First Look – Secondary Office Markets – Where Do We Go From Here?
By: Alan Pontius, senior vice president and managing director, Marcus & Millichap Real Estate Investment Services; national director, National Office and Industrial Properties Group
Investors targeted top-tier, low-risk office assets in primary markets last year, while opportunity funds sought a once-in-a-generation prospect to acquire quality properties at deep discounts. Distressed sales disappointed the wall of waiting capital as lenders extended and modified loans on quality assets, parting only with true high-risk, low-end properties, generally in tertiary locations.
Recompressed cap rates in the top tier and limited volume at the bottom have moved capital toward the middle-of-the market bell-curve, benefiting Class B properties in non-prime but still good locations. Initial yields for deals in secondary markets compressed 20 basis points in the second half of 2010 into the high-eight percent to low-nine percent range and will continue to tighten this year.
While private buyers accounted for nearly half of the volume of office deals made in secondary markets during 2010, institutional investors and public REITs increased their presence, comprising 26 percent and 19 percent of dollar volume, respectively. Nearly 70 percent of the dollar volume from institutional investors was recorded in Seattle-Tacoma, Denver, Phoenix and Charlotte. Vacancy rates in these markets will improve by between 60 basis points and 100 basis points this year, on pace or exceeding the projected U.S. vacancy decline of 60 basis points.
Opportunity Is Knocking
Buyers looking to acquire distressed office properties in secondary markets may find value-add opportunities in Phoenix, as the metro has the largest inventory of assets with delinquent loans or REO, with roughly $1.4 billion in distress. Although vacancy rates will remain elevated in Phoenix until employers backfill underutilized space, the average rate will drop 90 basis points this year to 25.6 percent as construction slows to levels last recorded in the mid-1990s and office-using job growth accelerates leasing activity. Additionally, prices in the metro fell 23 percent last year to $130 per square foot, compared with a four percent decline nationally. In that time, average cap rates in Phoenix retreated 20 basis points to the mid- to high-eight percent range.

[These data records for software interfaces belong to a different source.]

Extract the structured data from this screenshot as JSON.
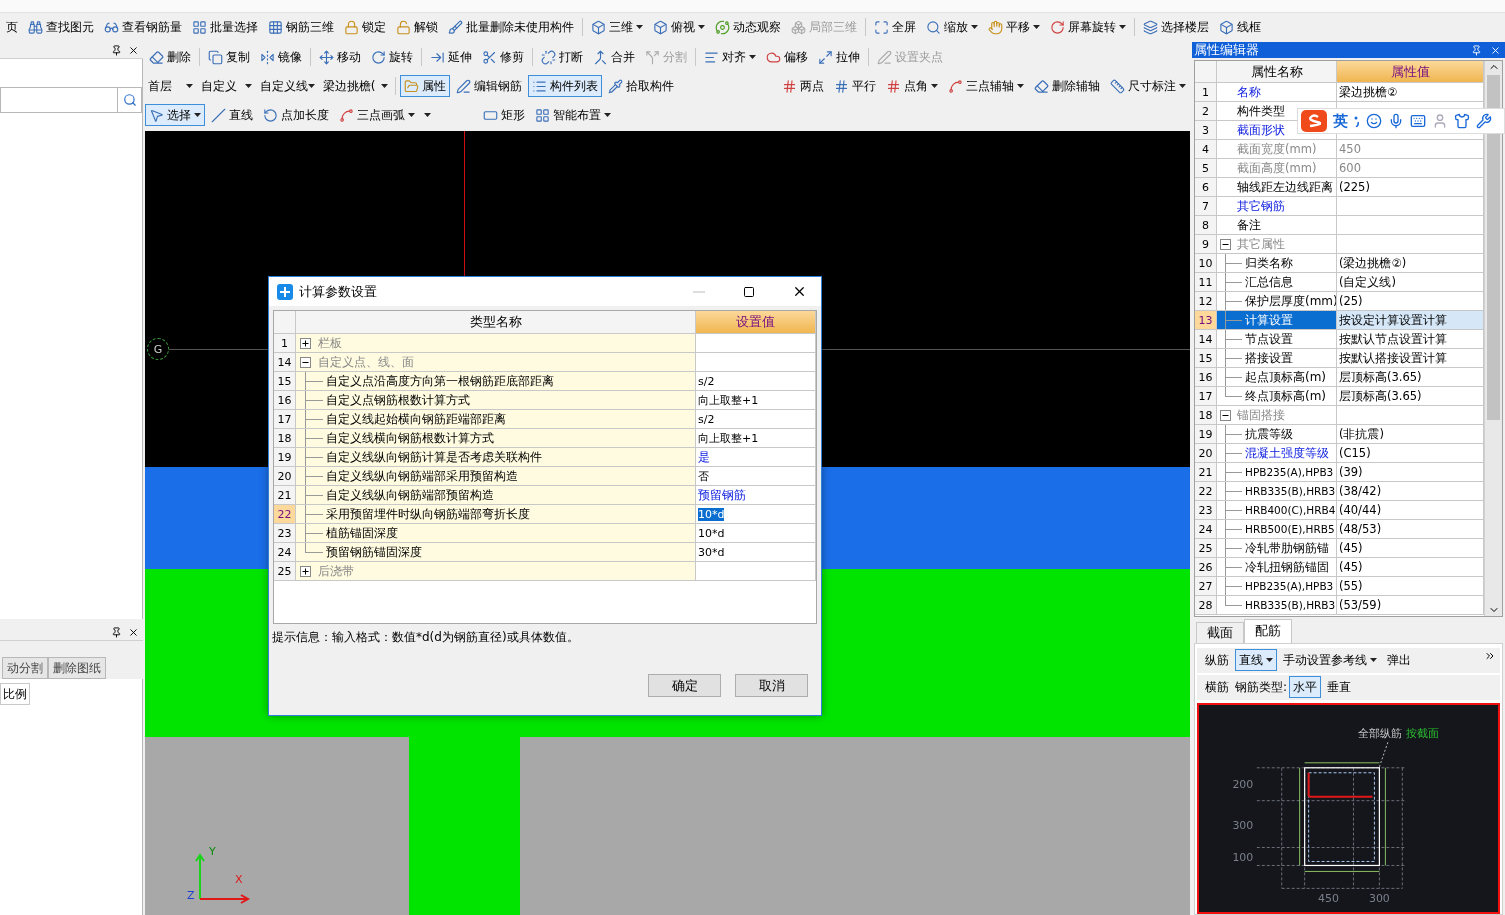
{
  "main_toolbar": [
    {
      "label": "页",
      "dropdown": false,
      "disabled": false
    },
    {
      "label": "查找图元",
      "dropdown": false,
      "disabled": false
    },
    {
      "label": "查看钢筋量",
      "dropdown": false,
      "disabled": false
    },
    {
      "label": "批量选择",
      "dropdown": false,
      "disabled": false
    },
    {
      "label": "钢筋三维",
      "dropdown": false,
      "disabled": false
    },
    {
      "label": "锁定",
      "dropdown": false,
      "disabled": false
    },
    {
      "label": "解锁",
      "dropdown": false,
      "disabled": false
    },
    {
      "label": "批量删除未使用构件",
      "dropdown": false,
      "disabled": false
    },
    {
      "label": "三维",
      "dropdown": true,
      "disabled": false
    },
    {
      "label": "俯视",
      "dropdown": true,
      "disabled": false
    },
    {
      "label": "动态观察",
      "dropdown": false,
      "disabled": false
    },
    {
      "label": "局部三维",
      "dropdown": false,
      "disabled": true
    },
    {
      "label": "全屏",
      "dropdown": false,
      "disabled": false
    },
    {
      "label": "缩放",
      "dropdown": true,
      "disabled": false
    },
    {
      "label": "平移",
      "dropdown": true,
      "disabled": false
    },
    {
      "label": "屏幕旋转",
      "dropdown": true,
      "disabled": false
    },
    {
      "label": "选择楼层",
      "dropdown": false,
      "disabled": false
    },
    {
      "label": "线框",
      "dropdown": false,
      "disabled": false
    }
  ],
  "left_panel": {
    "lower_tabs": [
      {
        "label": "动分割",
        "selected": false
      },
      {
        "label": "删除图纸",
        "selected": false
      }
    ],
    "column_header": "比例"
  },
  "edit_toolbar": [
    {
      "label": "删除",
      "dropdown": false,
      "disabled": false
    },
    {
      "label": "复制",
      "dropdown": false,
      "disabled": false
    },
    {
      "label": "镜像",
      "dropdown": false,
      "disabled": false
    },
    {
      "label": "移动",
      "dropdown": false,
      "disabled": false
    },
    {
      "label": "旋转",
      "dropdown": false,
      "disabled": false
    },
    {
      "label": "延伸",
      "dropdown": false,
      "disabled": false
    },
    {
      "label": "修剪",
      "dropdown": false,
      "disabled": false
    },
    {
      "label": "打断",
      "dropdown": false,
      "disabled": false
    },
    {
      "label": "合并",
      "dropdown": false,
      "disabled": false
    },
    {
      "label": "分割",
      "dropdown": false,
      "disabled": true
    },
    {
      "label": "对齐",
      "dropdown": true,
      "disabled": false
    },
    {
      "label": "偏移",
      "dropdown": false,
      "disabled": false
    },
    {
      "label": "拉伸",
      "dropdown": false,
      "disabled": false
    },
    {
      "label": "设置夹点",
      "dropdown": false,
      "disabled": true
    }
  ],
  "layer_selects": [
    {
      "value": "首层"
    },
    {
      "value": "自定义"
    },
    {
      "value": "自定义线"
    },
    {
      "value": "梁边挑檐("
    }
  ],
  "view_buttons": [
    {
      "label": "属性",
      "pressed": true
    },
    {
      "label": "编辑钢筋",
      "pressed": false
    },
    {
      "label": "构件列表",
      "pressed": true
    },
    {
      "label": "拾取构件",
      "pressed": false
    }
  ],
  "axis_toolbar": [
    {
      "label": "两点",
      "dropdown": false,
      "disabled": false
    },
    {
      "label": "平行",
      "dropdown": false,
      "disabled": false
    },
    {
      "label": "点角",
      "dropdown": true,
      "disabled": false
    },
    {
      "label": "三点辅轴",
      "dropdown": true,
      "disabled": false
    },
    {
      "label": "删除辅轴",
      "dropdown": false,
      "disabled": false
    },
    {
      "label": "尺寸标注",
      "dropdown": true,
      "disabled": false
    }
  ],
  "draw_toolbar": [
    {
      "kind": "button",
      "label": "选择",
      "dropdown": true,
      "pressed": true
    },
    {
      "kind": "button",
      "label": "直线",
      "dropdown": false,
      "pressed": false
    },
    {
      "kind": "button",
      "label": "点加长度",
      "dropdown": false,
      "pressed": false
    },
    {
      "kind": "button",
      "label": "三点画弧",
      "dropdown": true,
      "pressed": false
    },
    {
      "kind": "select",
      "dropdown": true
    },
    {
      "kind": "button",
      "label": "矩形",
      "dropdown": false,
      "pressed": false
    },
    {
      "kind": "button",
      "label": "智能布置",
      "dropdown": true,
      "pressed": false
    }
  ],
  "canvas": {
    "axis_label": "G",
    "axes": [
      "Y",
      "X",
      "Z"
    ]
  },
  "dialog": {
    "title": "计算参数设置",
    "columns": [
      "类型名称",
      "设置值"
    ],
    "rows": [
      {
        "kind": "group",
        "num": "1",
        "name": "栏板",
        "expanded": false,
        "selected": false
      },
      {
        "kind": "group",
        "num": "14",
        "name": "自定义点、线、面",
        "expanded": true,
        "selected": false,
        "children": [
          {
            "kind": "item",
            "num": "15",
            "name": "自定义点沿高度方向第一根钢筋距底部距离",
            "value": "s/2",
            "link": false,
            "selected": false
          },
          {
            "kind": "item",
            "num": "16",
            "name": "自定义点钢筋根数计算方式",
            "value": "向上取整+1",
            "link": false,
            "selected": false
          },
          {
            "kind": "item",
            "num": "17",
            "name": "自定义线起始横向钢筋距端部距离",
            "value": "s/2",
            "link": false,
            "selected": false
          },
          {
            "kind": "item",
            "num": "18",
            "name": "自定义线横向钢筋根数计算方式",
            "value": "向上取整+1",
            "link": false,
            "selected": false
          },
          {
            "kind": "item",
            "num": "19",
            "name": "自定义线纵向钢筋计算是否考虑关联构件",
            "value": "是",
            "link": true,
            "selected": false
          },
          {
            "kind": "item",
            "num": "20",
            "name": "自定义线纵向钢筋端部采用预留构造",
            "value": "否",
            "link": false,
            "selected": false
          },
          {
            "kind": "item",
            "num": "21",
            "name": "自定义线纵向钢筋端部预留构造",
            "value": "预留钢筋",
            "link": true,
            "selected": false
          },
          {
            "kind": "item",
            "num": "22",
            "name": "采用预留埋件时纵向钢筋端部弯折长度",
            "value": "10*d",
            "link": false,
            "selected": true
          },
          {
            "kind": "item",
            "num": "23",
            "name": "植筋锚固深度",
            "value": "10*d",
            "link": false,
            "selected": false
          },
          {
            "kind": "item",
            "num": "24",
            "name": "预留钢筋锚固深度",
            "value": "30*d",
            "link": false,
            "selected": false
          }
        ]
      },
      {
        "kind": "group",
        "num": "25",
        "name": "后浇带",
        "expanded": false,
        "selected": false
      }
    ],
    "hint": "提示信息：输入格式：数值*d(d为钢筋直径)或具体数值。",
    "buttons": [
      "确定",
      "取消"
    ]
  },
  "property_editor": {
    "title": "属性编辑器",
    "columns": [
      "属性名称",
      "属性值"
    ],
    "rows": [
      {
        "kind": "item",
        "num": "1",
        "name": "名称",
        "link": true,
        "disabled": false,
        "value": "梁边挑檐②",
        "selected": false
      },
      {
        "kind": "item",
        "num": "2",
        "name": "构件类型",
        "link": false,
        "disabled": false,
        "selected": false
      },
      {
        "kind": "item",
        "num": "3",
        "name": "截面形状",
        "link": true,
        "disabled": false,
        "selected": false
      },
      {
        "kind": "item",
        "num": "4",
        "name": "截面宽度(mm)",
        "link": false,
        "disabled": true,
        "value": "450",
        "selected": false
      },
      {
        "kind": "item",
        "num": "5",
        "name": "截面高度(mm)",
        "link": false,
        "disabled": true,
        "value": "600",
        "selected": false
      },
      {
        "kind": "item",
        "num": "6",
        "name": "轴线距左边线距离",
        "link": false,
        "disabled": false,
        "value": "(225)",
        "selected": false
      },
      {
        "kind": "item",
        "num": "7",
        "name": "其它钢筋",
        "link": true,
        "disabled": false,
        "selected": false
      },
      {
        "kind": "item",
        "num": "8",
        "name": "备注",
        "link": false,
        "disabled": false,
        "selected": false
      },
      {
        "kind": "group",
        "num": "9",
        "name": "其它属性",
        "expanded": true,
        "selected": false,
        "children": [
          {
            "kind": "item",
            "num": "10",
            "name": "归类名称",
            "link": false,
            "disabled": false,
            "value": "(梁边挑檐②)",
            "selected": false
          },
          {
            "kind": "item",
            "num": "11",
            "name": "汇总信息",
            "link": false,
            "disabled": false,
            "value": "(自定义线)",
            "selected": false
          },
          {
            "kind": "item",
            "num": "12",
            "name": "保护层厚度(mm)",
            "link": false,
            "disabled": false,
            "value": "(25)",
            "selected": false
          },
          {
            "kind": "item",
            "num": "13",
            "name": "计算设置",
            "link": false,
            "disabled": false,
            "value": "按设定计算设置计算",
            "selected": true
          },
          {
            "kind": "item",
            "num": "14",
            "name": "节点设置",
            "link": false,
            "disabled": false,
            "value": "按默认节点设置计算",
            "selected": false
          },
          {
            "kind": "item",
            "num": "15",
            "name": "搭接设置",
            "link": false,
            "disabled": false,
            "value": "按默认搭接设置计算",
            "selected": false
          },
          {
            "kind": "item",
            "num": "16",
            "name": "起点顶标高(m)",
            "link": false,
            "disabled": false,
            "value": "层顶标高(3.65)",
            "selected": false
          },
          {
            "kind": "item",
            "num": "17",
            "name": "终点顶标高(m)",
            "link": false,
            "disabled": false,
            "value": "层顶标高(3.65)",
            "selected": false
          }
        ]
      },
      {
        "kind": "group",
        "num": "18",
        "name": "锚固搭接",
        "expanded": true,
        "selected": false,
        "children": [
          {
            "kind": "item",
            "num": "19",
            "name": "抗震等级",
            "link": false,
            "disabled": false,
            "value": "(非抗震)",
            "selected": false
          },
          {
            "kind": "item",
            "num": "20",
            "name": "混凝土强度等级",
            "link": true,
            "disabled": false,
            "value": "(C15)",
            "selected": false
          },
          {
            "kind": "item",
            "num": "21",
            "name": "HPB235(A),HPB3",
            "link": false,
            "disabled": false,
            "value": "(39)",
            "selected": false
          },
          {
            "kind": "item",
            "num": "22",
            "name": "HRB335(B),HRB3",
            "link": false,
            "disabled": false,
            "value": "(38/42)",
            "selected": false
          },
          {
            "kind": "item",
            "num": "23",
            "name": "HRB400(C),HRB4",
            "link": false,
            "disabled": false,
            "value": "(40/44)",
            "selected": false
          },
          {
            "kind": "item",
            "num": "24",
            "name": "HRB500(E),HRB5",
            "link": false,
            "disabled": false,
            "value": "(48/53)",
            "selected": false
          },
          {
            "kind": "item",
            "num": "25",
            "name": "冷轧带肋钢筋锚",
            "link": false,
            "disabled": false,
            "value": "(45)",
            "selected": false
          },
          {
            "kind": "item",
            "num": "26",
            "name": "冷轧扭钢筋锚固",
            "link": false,
            "disabled": false,
            "value": "(45)",
            "selected": false
          },
          {
            "kind": "item",
            "num": "27",
            "name": "HPB235(A),HPB3",
            "link": false,
            "disabled": false,
            "value": "(55)",
            "selected": false
          },
          {
            "kind": "item",
            "num": "28",
            "name": "HRB335(B),HRB3",
            "link": false,
            "disabled": false,
            "value": "(53/59)",
            "selected": false
          }
        ]
      }
    ]
  },
  "ime_bar": {
    "mode": "英"
  },
  "bottom_tabs": [
    {
      "label": "截面",
      "selected": false
    },
    {
      "label": "配筋",
      "selected": true
    }
  ],
  "rebar_toolbar": [
    [
      {
        "kind": "button",
        "label": "纵筋",
        "dropdown": false,
        "pressed": false
      },
      {
        "kind": "button",
        "label": "直线",
        "dropdown": true,
        "pressed": true
      },
      {
        "kind": "button",
        "label": "手动设置参考线",
        "dropdown": true,
        "pressed": false
      },
      {
        "kind": "button",
        "label": "弹出",
        "dropdown": false,
        "pressed": false
      }
    ],
    [
      {
        "kind": "button",
        "label": "横筋",
        "dropdown": false,
        "pressed": false
      },
      {
        "kind": "label",
        "label": "钢筋类型:"
      },
      {
        "kind": "button",
        "label": "水平",
        "dropdown": false,
        "pressed": true
      },
      {
        "kind": "button",
        "label": "垂直",
        "dropdown": false,
        "pressed": false
      }
    ]
  ],
  "section_drawing": {
    "row_labels": [
      "200",
      "300",
      "100"
    ],
    "column_labels": [
      "450",
      "300"
    ],
    "callout": "全部纵筋",
    "callout_link": "按截面"
  }
}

Other distressed-asset opportunities may be found in Denver, where $800 million in distressed office properties pushed down the average price 20 percent last year to $112 per square foot. Similar to Phoenix, office construction in Denver will fall to the lowest level in 15 years in 2011, and office-using employment growth will accelerate. Vacancy rates in the metro area will retreat 80 basis points this year to 19.5 percent, largely driven by improving performance in the CBD.
In Orlando, meanwhile, the inventory of distressed office properties is under $300 million; however, small investors will continue to re-enter the market this year as financing improves and space demand outpaces supply growth. Vacancy rates will retreat 60 basis points to 16.5 percent, while effective rents will rise one percent to $16.80 per square foot. With average prices down 23 percent year-over-year in 2010, value-add investors able to put considerable cash into deals will begin to stir as the year progresses.
By the second half of 2011, buyer demand will spread toward Class B assets that provide a value-add or turnaround path. Improving fundamentals will play a clear role in boosting investor interest and moving capital down the quality chain. This will prove especially true for Class B and lower-quality properties as reduced rents in the top tier attract tenants and a slow recovery in startup formations and muted small business expansion limit demand.